Given the current poor state of US-China relations, the fact that the November 15 online summit between presidents Joe Biden and Xi Jinping took place at all was significant. But with nationalist narratives seeming to prevail in both countries, neither seems prepared to collaborate on issues transcending the nation-state.
In this Big Picture, Daniel Russel, a former US assistant secretary of state for East Asian and Pacific Affairs, argues that Biden’s recent overtures to Xi, far from signaling American weakness, are part of a savvy foreign-policy approach toward the region. But Harvard University’s Joseph S. Nye, Jr. likens today’s deepening Sino-American rivalry to the situation in Europe during the run-up to World War I, and highlights the risks of inadvertent escalation between the two powers.
And sources of tension are not difficult to find.

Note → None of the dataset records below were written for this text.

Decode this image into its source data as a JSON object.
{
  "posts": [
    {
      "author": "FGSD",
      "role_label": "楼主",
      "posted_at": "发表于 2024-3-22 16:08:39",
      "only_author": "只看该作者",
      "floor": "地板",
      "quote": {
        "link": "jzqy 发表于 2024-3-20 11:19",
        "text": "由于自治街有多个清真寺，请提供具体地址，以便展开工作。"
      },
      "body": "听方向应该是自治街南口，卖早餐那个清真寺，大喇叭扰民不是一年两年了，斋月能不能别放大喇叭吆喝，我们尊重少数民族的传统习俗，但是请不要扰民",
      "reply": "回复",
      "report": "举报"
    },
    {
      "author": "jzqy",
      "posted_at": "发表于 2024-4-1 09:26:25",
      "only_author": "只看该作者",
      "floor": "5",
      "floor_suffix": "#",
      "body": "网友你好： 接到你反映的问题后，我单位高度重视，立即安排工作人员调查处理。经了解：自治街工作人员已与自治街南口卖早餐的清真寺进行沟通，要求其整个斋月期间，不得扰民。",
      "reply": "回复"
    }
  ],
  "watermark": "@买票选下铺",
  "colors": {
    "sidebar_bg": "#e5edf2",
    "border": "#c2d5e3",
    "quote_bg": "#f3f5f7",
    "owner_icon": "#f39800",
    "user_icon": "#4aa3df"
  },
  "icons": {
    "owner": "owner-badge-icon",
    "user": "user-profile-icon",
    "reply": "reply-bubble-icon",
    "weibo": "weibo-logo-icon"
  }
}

Anne O. Krueger of Johns Hopkins University notes that the Biden administration is perpetuating former President Donald Trump’s failed protectionist strategy vis-à-vis China. More broadly, Fudan University’s Zhang Jun thinks the increasing – and bipartisan – US antagonism toward China reflects the technology-driven transformation of American media and politics.
But how might US-China ties improve? Harvard’s Dani Rodrik calls into question the realist assumption that international relations, including the current superpower rivalry, must necessarily be a conflictual, zero-sum game.